The real challenges of being a teacher are unknown to those not involved within the education sector. The profession is fraught with unacceptably long working hours, unrealistic deadlines and increasing administration expectations being placed on teachers by schools that are perceived to be in an almost constant state of flux. Those unique individuals that undertake the admirable challenge of making a real and profound difference to the lives of students around the world through the art of teaching need to be held in the highest regard and actively celebrated. Despite this, there are growing concerns in the UK that the task of being a teacher is slowly becoming impossible.
Are we running out of teachers?
We are at a time when teachers are leaving the profession faster than ever before, with 2 out of 5 teachers walking away from the classroom within three years of starting and the government missing their own teacher recruitment targets for 4 years in a row. Teachers are citing long working hours and unmanageable workloads as their main reasons for having had enough. Something has to change, and quickly, to address the current teacher shortage that schools are experiencing up and down the country. Malcolm Trobe, interim general secretary of the Association of School and College Leaders, has said recently that the current situation is severe, adding that they were “jeopardising standards”.
Time to get radical
One school in Colchester, Essex has undertaken a profound approach to reduce the workload pressures on their teachers by trying to free up more of their time to plan their lessons more effectively. Ask any student the one thing they hate most about going to school, and they’re more likely to say the dreaded ‘H’ word – yes, homework!
We all know about the merits of testing your pupil’s ability to demonstrate their understanding of the course material while undertaking responsibility to proactively carry out work outside of the school environment. But is homework actually causing more unintended problems behind the scenes?
The Philip Morant School and College believes so, and has gone ahead and scrapped all homework. They’re not the first school in the country to ban homework, but in doing so they have told their staff that time previously spent allocating and assessing homework must now be spent on planning more inspirational and effective lessons.
School principal Catherine Hutley acknowledges that this is a controversial approach, but valiantly justifies her actions by acknowledging ‘there are not enough hours in the day for a teacher to teach, set homework, mark homework, and plan their lessons’. More worrying, Ms Hutley also suggested that homework at her school often consisted of unfinished curriculum work which had not been completed in class.
The approach, as expected, has not been met with universal approval, and it doesn’t mean pupils won’t be working from home.

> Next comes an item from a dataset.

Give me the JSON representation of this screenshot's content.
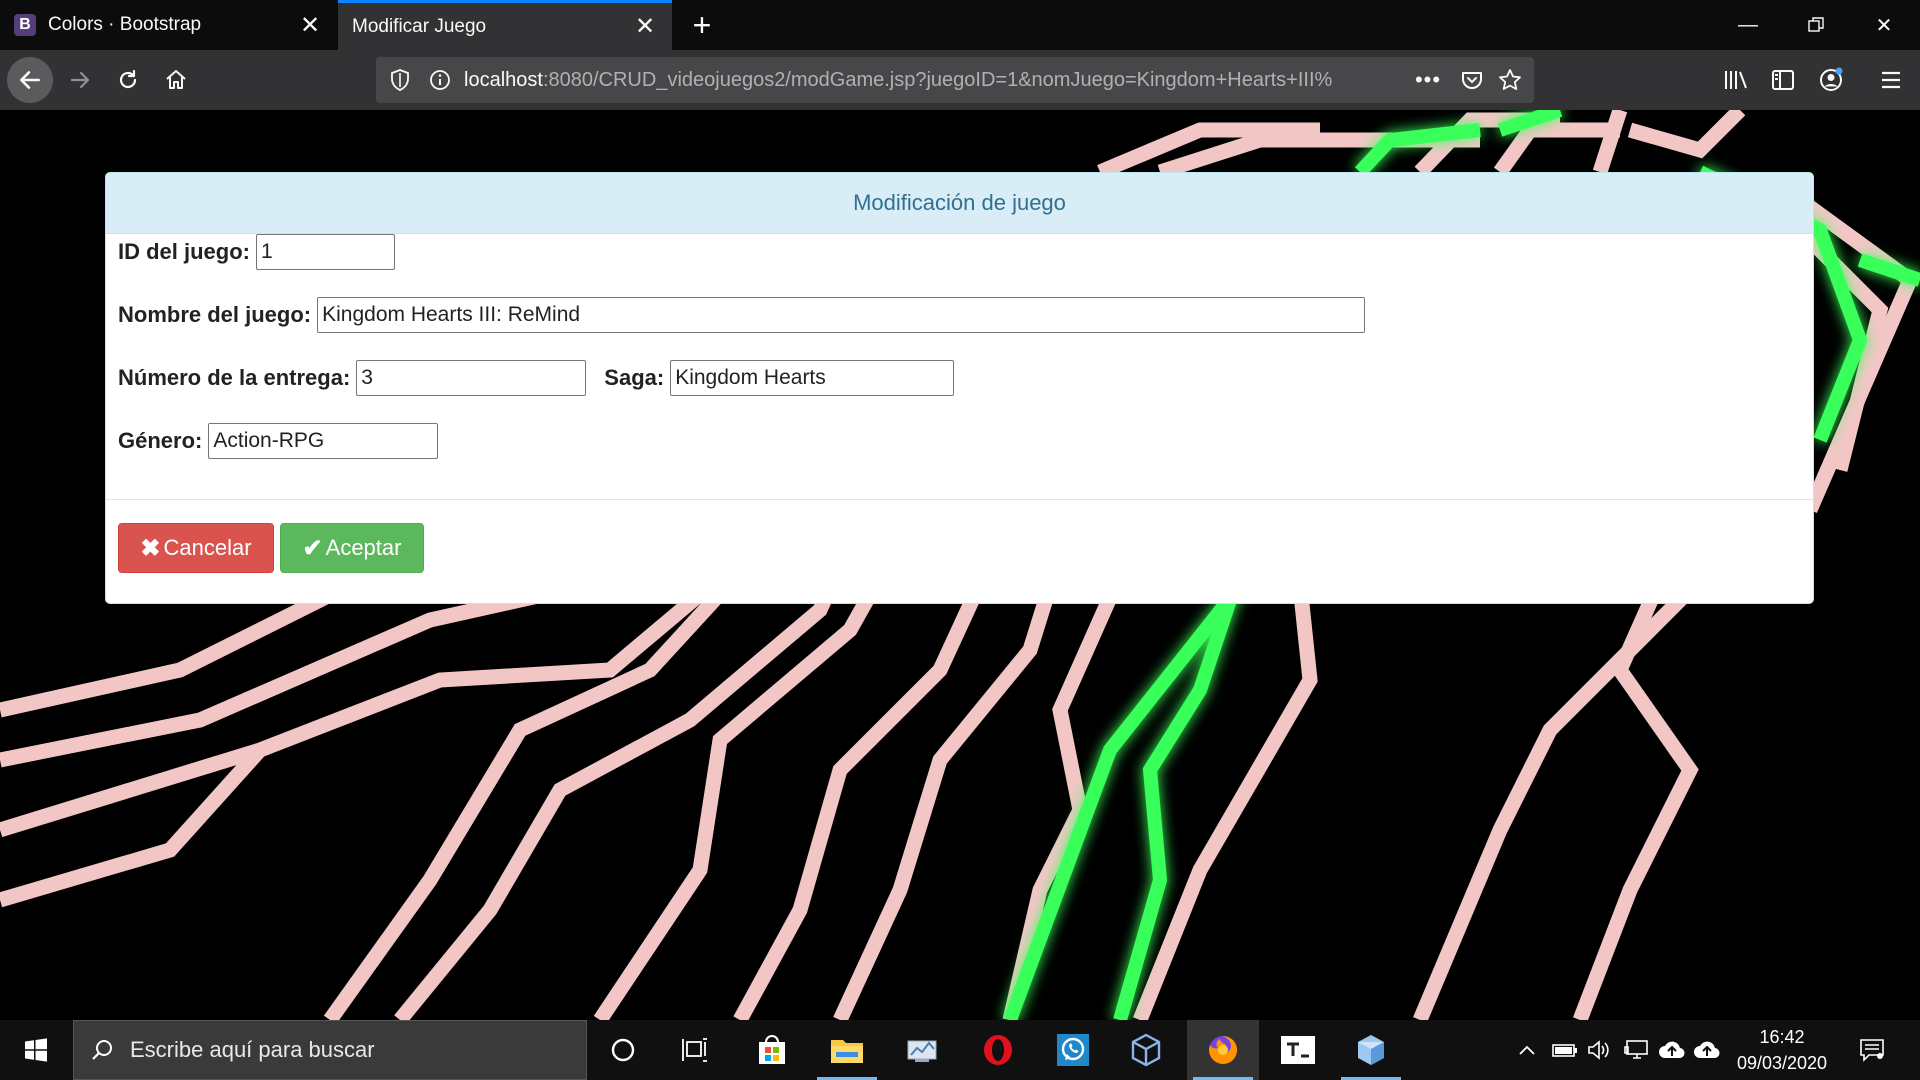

One parent has commented: ‘My daughter has never been a big fan of homework so she’s really chuffed about the new policy. But I’ve told her that it doesn’t meant she’s off the hook as I am going to make sure she’s still studying for a couple of nights each week.’
Are teachers actually teaching?
The very nature and expectations of what a teacher should be doing is not so subtlety hidden in their job title. They should be in the classroom with their students with the sole aim of imparting knowledge and helping them prepare for life ahead. One of the largest surveys by the Organisation for Economic Co-operation and Development (OECD) revealed that teachers in England worked on average more than 48 hours a week, with one teacher in 10 reporting to working weeks of 65 hours or more. However, the survey also found that teachers only spent about 20 hours a week in the classroom with the remainder of their time doing administrative tasks, lesson preparation and marking homework. Even in the classroom, nearly 20% of teachers’ time is taken up with keeping order and further administration; just 16 hours of a 48-hour average full-time working week is spent on teaching and learning with pupils.
Tell us what you think!
What are the consequences of this? Yes, many students will be celebrating, parents may be unsure, and no doubt teachers will be in favour of having their workloads reduced somewhat. Is homework necessary and does it serve a beneficial purpose? A recent study published by the Department for Education found that homework made a positive difference to attainment, observing that ‘pupils who did two to three hours of homework a day were almost 10 times more likely to achieve five good GCSEs than students who did not spend any time on homework’.
This poses some serious questions. Do you feel homework is beneficial? Would a reduction or complete dismissal of homework fully address the real problems behind teachers leaving the profession and why they are working so many hours? What would the long-term consequences be if we removed homework from the fabric of the education system?
Let us have your thoughts below. We can’t wait to see them!